## [REQUIRED ACTION]
From the records below, return every line containing the word "text".

[Collected data entries]

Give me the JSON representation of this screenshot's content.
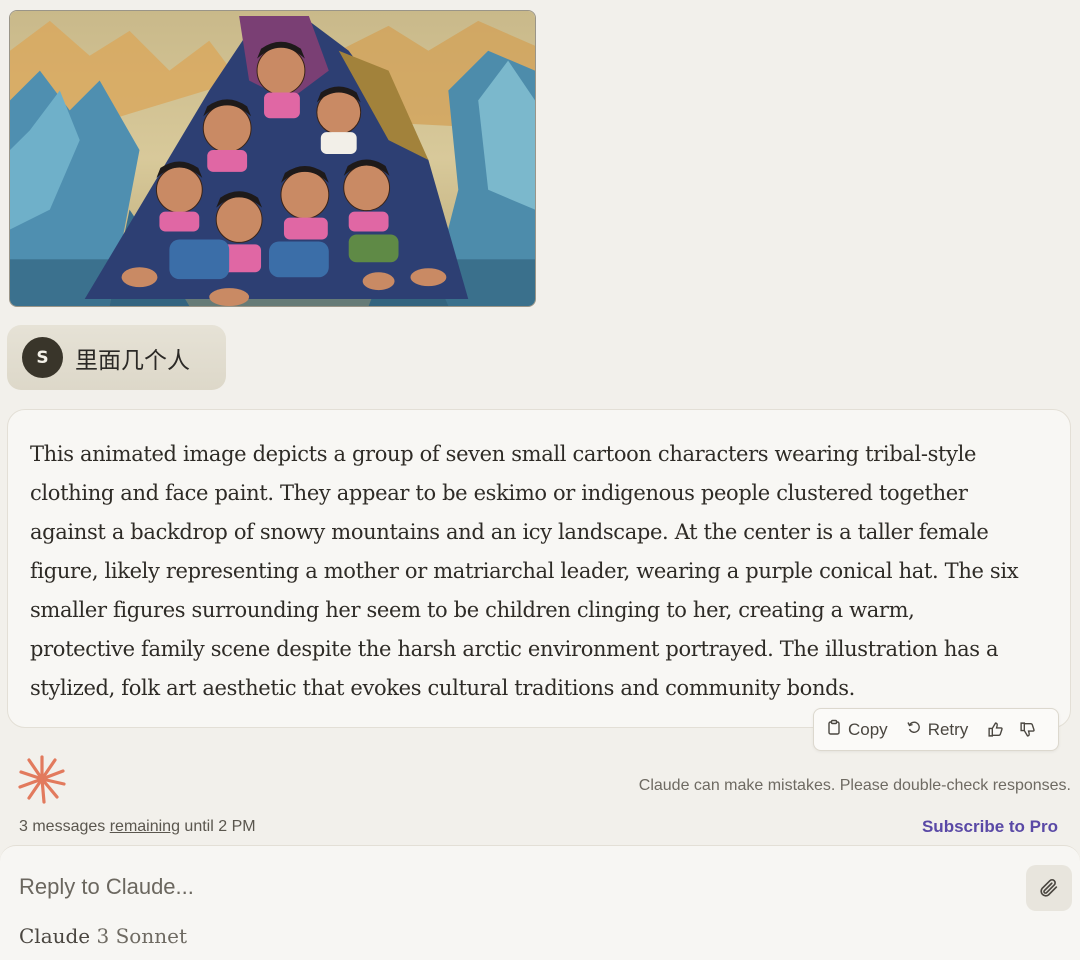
{
  "attachment": {
    "icon": "image-thumbnail"
  },
  "user_message": {
    "avatar_letter": "S",
    "text": "里面几个人"
  },
  "assistant_message": {
    "text": "This animated image depicts a group of seven small cartoon characters wearing tribal-style clothing and face paint. They appear to be eskimo or indigenous people clustered together against a backdrop of snowy mountains and an icy landscape. At the center is a taller female figure, likely representing a mother or matriarchal leader, wearing a purple conical hat. The six smaller figures surrounding her seem to be children clinging to her, creating a warm, protective family scene despite the harsh arctic environment portrayed. The illustration has a stylized, folk art aesthetic that evokes cultural traditions and community bonds."
  },
  "actions": {
    "copy_label": "Copy",
    "retry_label": "Retry"
  },
  "disclaimer": "Claude can make mistakes. Please double-check responses.",
  "limit": {
    "prefix": "3 messages ",
    "remaining": "remaining",
    "suffix": " until 2 PM"
  },
  "subscribe_label": "Subscribe to Pro",
  "composer": {
    "placeholder": "Reply to Claude...",
    "model_brand": "Claude",
    "model_version": "3 Sonnet"
  },
  "colors": {
    "background": "#f2f0eb",
    "accent_link": "#5a49a6",
    "claude_logo": "#e27a5d"
  }
}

## [RESULT OF THE EXERCISE]
    "text": "里面几个人"
    "text": "This animated image depicts a group of seven small cartoon characters wearing tribal-style clothing and face paint. They appear to be eskimo or indigenous people clustered together against a backdrop of snowy mountains and an icy landscape. At the center is a taller female figure, likely representing a mother or matriarchal leader, wearing a purple conical hat. The six smaller figures surrounding her seem to be children clinging to her, creating a warm, protective family scene despite the harsh arctic environment portrayed. The illustration has a stylized, folk art aesthetic that evokes cultural traditions and community bonds."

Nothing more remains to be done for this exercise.